## DIRECTIONS FOR THIS TASK
State the number of lines in these records that include the word "content", and add nothing to it.

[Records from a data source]
*** Block opens ***

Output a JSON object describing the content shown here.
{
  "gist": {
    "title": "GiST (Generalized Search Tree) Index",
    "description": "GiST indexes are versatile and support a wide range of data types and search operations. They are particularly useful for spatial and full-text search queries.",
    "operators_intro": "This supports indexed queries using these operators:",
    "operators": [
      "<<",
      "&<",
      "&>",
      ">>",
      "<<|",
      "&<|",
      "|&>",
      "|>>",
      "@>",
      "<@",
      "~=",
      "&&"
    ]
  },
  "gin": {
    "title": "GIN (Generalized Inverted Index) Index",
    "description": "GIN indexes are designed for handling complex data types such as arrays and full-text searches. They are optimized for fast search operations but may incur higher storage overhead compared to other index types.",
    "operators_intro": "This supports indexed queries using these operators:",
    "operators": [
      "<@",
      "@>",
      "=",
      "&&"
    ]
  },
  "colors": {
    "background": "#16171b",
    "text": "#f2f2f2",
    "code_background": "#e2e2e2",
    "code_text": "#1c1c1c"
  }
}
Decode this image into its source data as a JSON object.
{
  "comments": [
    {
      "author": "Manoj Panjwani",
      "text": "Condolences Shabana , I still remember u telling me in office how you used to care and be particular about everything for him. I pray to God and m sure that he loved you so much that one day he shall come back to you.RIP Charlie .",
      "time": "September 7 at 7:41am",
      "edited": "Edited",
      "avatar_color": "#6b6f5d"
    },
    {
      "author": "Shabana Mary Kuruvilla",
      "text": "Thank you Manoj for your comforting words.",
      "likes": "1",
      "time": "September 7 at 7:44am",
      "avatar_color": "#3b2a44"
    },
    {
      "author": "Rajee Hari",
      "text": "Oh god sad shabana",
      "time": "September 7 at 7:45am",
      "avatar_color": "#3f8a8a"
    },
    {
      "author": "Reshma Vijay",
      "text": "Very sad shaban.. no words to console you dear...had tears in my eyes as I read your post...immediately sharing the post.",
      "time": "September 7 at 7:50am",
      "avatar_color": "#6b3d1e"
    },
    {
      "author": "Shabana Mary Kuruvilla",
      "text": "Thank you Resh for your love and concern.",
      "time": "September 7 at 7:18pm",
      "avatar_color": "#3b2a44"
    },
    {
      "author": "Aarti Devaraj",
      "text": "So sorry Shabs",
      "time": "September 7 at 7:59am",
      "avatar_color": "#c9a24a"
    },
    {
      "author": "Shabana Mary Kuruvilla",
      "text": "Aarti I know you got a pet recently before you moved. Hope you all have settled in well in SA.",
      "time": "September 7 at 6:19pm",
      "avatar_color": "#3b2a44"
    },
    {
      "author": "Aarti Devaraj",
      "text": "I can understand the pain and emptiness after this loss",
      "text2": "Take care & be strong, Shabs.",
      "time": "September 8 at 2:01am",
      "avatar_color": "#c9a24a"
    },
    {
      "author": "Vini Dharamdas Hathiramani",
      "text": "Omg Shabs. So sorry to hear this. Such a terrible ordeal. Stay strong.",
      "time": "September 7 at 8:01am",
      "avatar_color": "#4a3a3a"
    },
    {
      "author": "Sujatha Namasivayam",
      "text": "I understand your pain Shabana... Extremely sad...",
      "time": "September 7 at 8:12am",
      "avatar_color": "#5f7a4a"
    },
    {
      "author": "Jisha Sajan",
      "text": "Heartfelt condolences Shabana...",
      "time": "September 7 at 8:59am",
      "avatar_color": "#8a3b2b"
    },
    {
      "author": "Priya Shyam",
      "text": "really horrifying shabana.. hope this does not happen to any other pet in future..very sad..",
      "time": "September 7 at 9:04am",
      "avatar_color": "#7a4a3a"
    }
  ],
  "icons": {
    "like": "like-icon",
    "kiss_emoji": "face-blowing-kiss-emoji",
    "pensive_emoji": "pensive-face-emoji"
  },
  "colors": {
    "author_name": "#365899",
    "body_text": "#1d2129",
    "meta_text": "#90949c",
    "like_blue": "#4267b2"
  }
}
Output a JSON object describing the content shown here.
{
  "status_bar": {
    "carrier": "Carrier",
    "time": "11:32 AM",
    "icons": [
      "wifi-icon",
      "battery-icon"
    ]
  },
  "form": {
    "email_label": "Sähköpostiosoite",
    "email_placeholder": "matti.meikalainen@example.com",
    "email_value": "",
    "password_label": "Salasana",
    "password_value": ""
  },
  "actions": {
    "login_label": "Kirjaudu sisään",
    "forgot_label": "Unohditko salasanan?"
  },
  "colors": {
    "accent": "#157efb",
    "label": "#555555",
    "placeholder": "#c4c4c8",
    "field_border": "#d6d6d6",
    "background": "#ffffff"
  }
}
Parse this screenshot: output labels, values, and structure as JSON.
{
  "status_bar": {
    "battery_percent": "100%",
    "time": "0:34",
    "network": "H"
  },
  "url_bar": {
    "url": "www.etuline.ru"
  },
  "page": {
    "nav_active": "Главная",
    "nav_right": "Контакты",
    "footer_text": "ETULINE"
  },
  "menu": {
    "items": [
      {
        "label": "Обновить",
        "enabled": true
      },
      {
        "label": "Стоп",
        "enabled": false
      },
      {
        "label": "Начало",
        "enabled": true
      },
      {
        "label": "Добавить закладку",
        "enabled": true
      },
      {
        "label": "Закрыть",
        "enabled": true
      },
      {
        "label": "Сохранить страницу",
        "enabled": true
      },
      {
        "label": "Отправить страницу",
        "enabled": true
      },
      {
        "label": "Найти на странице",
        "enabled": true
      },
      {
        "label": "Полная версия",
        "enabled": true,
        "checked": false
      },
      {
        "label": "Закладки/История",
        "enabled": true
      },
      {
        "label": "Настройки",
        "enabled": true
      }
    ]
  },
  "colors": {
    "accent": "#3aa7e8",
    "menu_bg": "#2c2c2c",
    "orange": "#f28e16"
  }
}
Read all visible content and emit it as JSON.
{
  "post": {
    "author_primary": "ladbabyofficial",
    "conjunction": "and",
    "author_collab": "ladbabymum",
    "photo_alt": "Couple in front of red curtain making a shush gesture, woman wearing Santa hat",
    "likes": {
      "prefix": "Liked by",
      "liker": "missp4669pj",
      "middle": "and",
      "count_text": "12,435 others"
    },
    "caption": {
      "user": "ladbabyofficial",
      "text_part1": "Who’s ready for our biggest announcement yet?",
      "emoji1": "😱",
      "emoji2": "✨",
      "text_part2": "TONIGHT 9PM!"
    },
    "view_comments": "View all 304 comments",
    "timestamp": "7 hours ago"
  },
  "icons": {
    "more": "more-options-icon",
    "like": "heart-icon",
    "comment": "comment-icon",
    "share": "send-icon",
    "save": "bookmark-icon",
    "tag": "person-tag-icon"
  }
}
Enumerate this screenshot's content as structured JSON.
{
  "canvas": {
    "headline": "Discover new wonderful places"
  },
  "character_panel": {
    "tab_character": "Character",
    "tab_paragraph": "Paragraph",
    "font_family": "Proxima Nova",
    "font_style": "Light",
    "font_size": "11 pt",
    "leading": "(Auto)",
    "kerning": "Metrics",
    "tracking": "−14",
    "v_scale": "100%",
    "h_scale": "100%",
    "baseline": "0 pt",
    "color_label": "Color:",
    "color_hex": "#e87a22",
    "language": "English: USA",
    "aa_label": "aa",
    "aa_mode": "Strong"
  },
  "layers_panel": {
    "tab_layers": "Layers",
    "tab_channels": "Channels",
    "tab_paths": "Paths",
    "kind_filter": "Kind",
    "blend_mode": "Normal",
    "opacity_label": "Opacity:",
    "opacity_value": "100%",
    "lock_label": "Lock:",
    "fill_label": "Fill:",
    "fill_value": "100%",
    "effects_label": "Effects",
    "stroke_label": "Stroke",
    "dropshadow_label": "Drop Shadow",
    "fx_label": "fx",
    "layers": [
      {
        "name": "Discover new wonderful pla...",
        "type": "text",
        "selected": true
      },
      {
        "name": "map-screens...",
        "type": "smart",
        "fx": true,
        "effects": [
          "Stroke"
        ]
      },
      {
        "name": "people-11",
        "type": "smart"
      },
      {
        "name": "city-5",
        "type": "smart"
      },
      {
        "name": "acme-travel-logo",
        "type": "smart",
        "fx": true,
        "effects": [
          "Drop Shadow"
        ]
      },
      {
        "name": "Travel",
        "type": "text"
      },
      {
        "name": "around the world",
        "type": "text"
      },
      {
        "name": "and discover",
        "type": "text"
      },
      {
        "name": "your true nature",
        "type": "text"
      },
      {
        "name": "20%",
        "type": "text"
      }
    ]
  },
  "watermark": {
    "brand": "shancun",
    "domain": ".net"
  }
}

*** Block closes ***

## REPLY
4